## TASK OBJECTIVE
Every entry below should be printed exactly, without its images.
....
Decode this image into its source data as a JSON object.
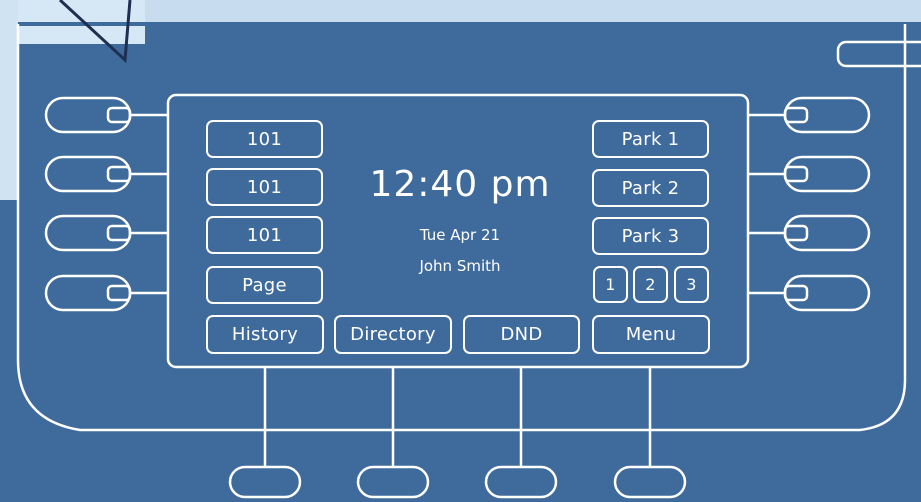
{
  "screen": {
    "time": "12:40 pm",
    "date": "Tue Apr 21",
    "user_name": "John Smith"
  },
  "line_keys_left": [
    {
      "label": "101"
    },
    {
      "label": "101"
    },
    {
      "label": "101"
    },
    {
      "label": "Page"
    }
  ],
  "line_keys_right": [
    {
      "label": "Park 1"
    },
    {
      "label": "Park 2"
    },
    {
      "label": "Park 3"
    }
  ],
  "page_buttons": [
    "1",
    "2",
    "3"
  ],
  "soft_keys": [
    {
      "label": "History"
    },
    {
      "label": "Directory"
    },
    {
      "label": "DND"
    },
    {
      "label": "Menu"
    }
  ],
  "colors": {
    "background": "#3f6a9c",
    "outline": "#ffffff",
    "accent_light_blue": "#cfe3f3"
  }
}
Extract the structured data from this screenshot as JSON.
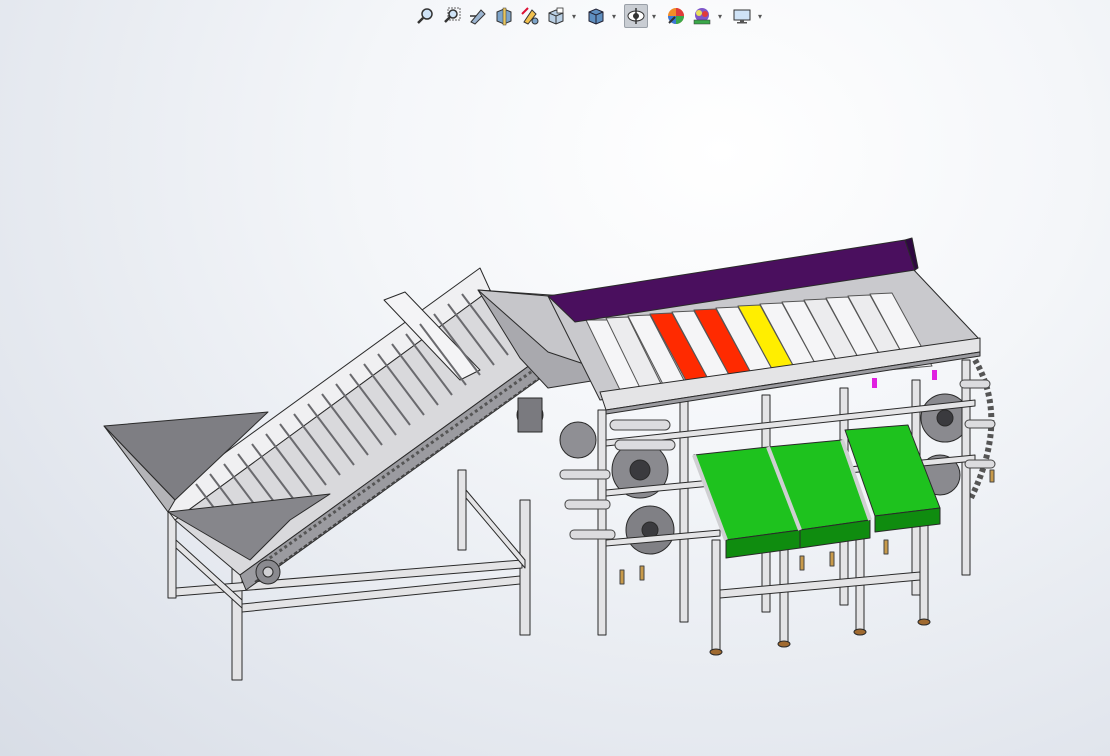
{
  "toolbar": {
    "items": [
      {
        "icon": "zoom-to-fit-icon",
        "dropdown": false
      },
      {
        "icon": "zoom-to-area-icon",
        "dropdown": false
      },
      {
        "icon": "previous-view-icon",
        "dropdown": false
      },
      {
        "icon": "section-view-icon",
        "dropdown": false
      },
      {
        "icon": "dynamic-annotation-icon",
        "dropdown": false
      },
      {
        "icon": "view-orientation-icon",
        "dropdown": true
      },
      {
        "icon": "display-style-icon",
        "dropdown": true
      },
      {
        "icon": "hide-show-items-icon",
        "dropdown": true,
        "active": true
      },
      {
        "icon": "edit-appearance-icon",
        "dropdown": false
      },
      {
        "icon": "apply-scene-icon",
        "dropdown": true
      },
      {
        "icon": "view-settings-icon",
        "dropdown": true
      }
    ]
  },
  "colors": {
    "frame": "#e4e4e6",
    "frame_edge": "#2a2a2a",
    "belt_green": "#1ec21e",
    "cover_purple": "#4a0f5e",
    "roller_red": "#ff2a00",
    "roller_yellow": "#ffee00",
    "accent_magenta": "#e020e0"
  }
}
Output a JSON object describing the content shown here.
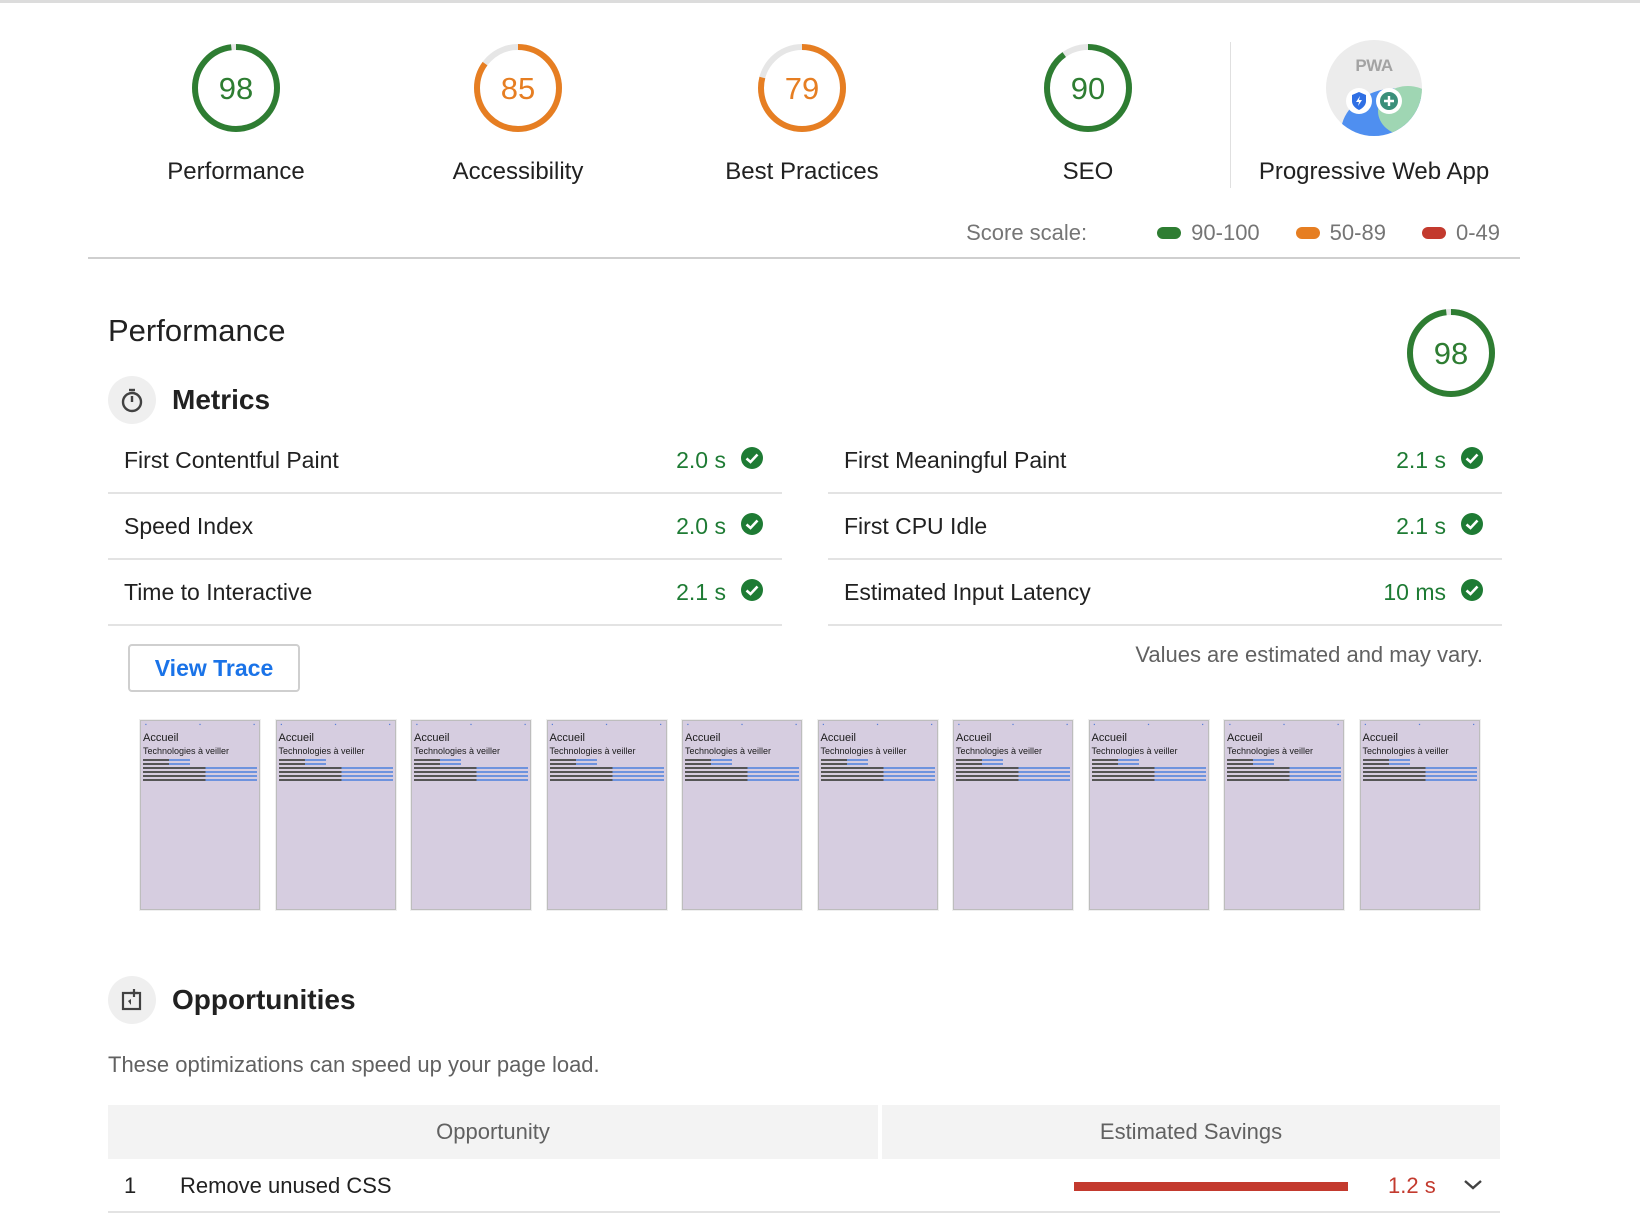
{
  "categories": [
    {
      "score": "98",
      "label": "Performance",
      "value": 98,
      "color": "#2e7d32"
    },
    {
      "score": "85",
      "label": "Accessibility",
      "value": 85,
      "color": "#e67e22"
    },
    {
      "score": "79",
      "label": "Best Practices",
      "value": 79,
      "color": "#e67e22"
    },
    {
      "score": "90",
      "label": "SEO",
      "value": 90,
      "color": "#2e7d32"
    }
  ],
  "pwa": {
    "badge_text": "PWA",
    "label": "Progressive Web App"
  },
  "scale": {
    "title": "Score scale:",
    "ranges": [
      {
        "label": "90-100",
        "color": "#2e7d32"
      },
      {
        "label": "50-89",
        "color": "#e67e22"
      },
      {
        "label": "0-49",
        "color": "#c33a2e"
      }
    ]
  },
  "performance": {
    "title": "Performance",
    "score": "98",
    "score_value": 98,
    "metrics_title": "Metrics",
    "metrics": [
      {
        "name": "First Contentful Paint",
        "value": "2.0 s"
      },
      {
        "name": "First Meaningful Paint",
        "value": "2.1 s"
      },
      {
        "name": "Speed Index",
        "value": "2.0 s"
      },
      {
        "name": "First CPU Idle",
        "value": "2.1 s"
      },
      {
        "name": "Time to Interactive",
        "value": "2.1 s"
      },
      {
        "name": "Estimated Input Latency",
        "value": "10 ms"
      }
    ],
    "view_trace": "View Trace",
    "vary_note": "Values are estimated and may vary.",
    "filmstrip": {
      "frame_title": "Accueil",
      "frame_subtitle": "Technologies à veiller",
      "frame_count": 10
    }
  },
  "opportunities": {
    "title": "Opportunities",
    "description": "These optimizations can speed up your page load.",
    "col_opportunity": "Opportunity",
    "col_savings": "Estimated Savings",
    "rows": [
      {
        "index": "1",
        "name": "Remove unused CSS",
        "savings": "1.2 s"
      }
    ]
  }
}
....
## OUTPUT
Decode this image into its source data as a JSON object.
{
  "screen": {
    "time": "12:40 pm",
    "date": "Tue Apr 21",
    "user_name": "John Smith"
  },
  "line_keys_left": [
    {
      "label": "101"
    },
    {
      "label": "101"
    },
    {
      "label": "101"
    },
    {
      "label": "Page"
    }
  ],
  "line_keys_right": [
    {
      "label": "Park 1"
    },
    {
      "label": "Park 2"
    },
    {
      "label": "Park 3"
    }
  ],
  "page_buttons": [
    "1",
    "2",
    "3"
  ],
  "soft_keys": [
    {
      "label": "History"
    },
    {
      "label": "Directory"
    },
    {
      "label": "DND"
    },
    {
      "label": "Menu"
    }
  ],
  "colors": {
    "background": "#3f6a9c",
    "outline": "#ffffff",
    "accent_light_blue": "#cfe3f3"
  }
}
Extract the structured data from this screenshot as JSON.
{
  "toolbar": {
    "items": [
      {
        "icon": "zoom-to-fit-icon",
        "dropdown": false
      },
      {
        "icon": "zoom-to-area-icon",
        "dropdown": false
      },
      {
        "icon": "previous-view-icon",
        "dropdown": false
      },
      {
        "icon": "section-view-icon",
        "dropdown": false
      },
      {
        "icon": "dynamic-annotation-icon",
        "dropdown": false
      },
      {
        "icon": "view-orientation-icon",
        "dropdown": true
      },
      {
        "icon": "display-style-icon",
        "dropdown": true
      },
      {
        "icon": "hide-show-items-icon",
        "dropdown": true,
        "active": true
      },
      {
        "icon": "edit-appearance-icon",
        "dropdown": false
      },
      {
        "icon": "apply-scene-icon",
        "dropdown": true
      },
      {
        "icon": "view-settings-icon",
        "dropdown": true
      }
    ]
  },
  "colors": {
    "frame": "#e4e4e6",
    "frame_edge": "#2a2a2a",
    "belt_green": "#1ec21e",
    "cover_purple": "#4a0f5e",
    "roller_red": "#ff2a00",
    "roller_yellow": "#ffee00",
    "accent_magenta": "#e020e0"
  }
}
Output a JSON object describing the content shown here.
{
  "categories": [
    {
      "score": "98",
      "label": "Performance",
      "value": 98,
      "color": "#2e7d32"
    },
    {
      "score": "85",
      "label": "Accessibility",
      "value": 85,
      "color": "#e67e22"
    },
    {
      "score": "79",
      "label": "Best Practices",
      "value": 79,
      "color": "#e67e22"
    },
    {
      "score": "90",
      "label": "SEO",
      "value": 90,
      "color": "#2e7d32"
    }
  ],
  "pwa": {
    "badge_text": "PWA",
    "label": "Progressive Web App"
  },
  "scale": {
    "title": "Score scale:",
    "ranges": [
      {
        "label": "90-100",
        "color": "#2e7d32"
      },
      {
        "label": "50-89",
        "color": "#e67e22"
      },
      {
        "label": "0-49",
        "color": "#c33a2e"
      }
    ]
  },
  "performance": {
    "title": "Performance",
    "score": "98",
    "score_value": 98,
    "metrics_title": "Metrics",
    "metrics": [
      {
        "name": "First Contentful Paint",
        "value": "2.0 s"
      },
      {
        "name": "First Meaningful Paint",
        "value": "2.1 s"
      },
      {
        "name": "Speed Index",
        "value": "2.0 s"
      },
      {
        "name": "First CPU Idle",
        "value": "2.1 s"
      },
      {
        "name": "Time to Interactive",
        "value": "2.1 s"
      },
      {
        "name": "Estimated Input Latency",
        "value": "10 ms"
      }
    ],
    "view_trace": "View Trace",
    "vary_note": "Values are estimated and may vary.",
    "filmstrip": {
      "frame_title": "Accueil",
      "frame_subtitle": "Technologies à veiller",
      "frame_count": 10
    }
  },
  "opportunities": {
    "title": "Opportunities",
    "description": "These optimizations can speed up your page load.",
    "col_opportunity": "Opportunity",
    "col_savings": "Estimated Savings",
    "rows": [
      {
        "index": "1",
        "name": "Remove unused CSS",
        "savings": "1.2 s"
      }
    ]
  }
}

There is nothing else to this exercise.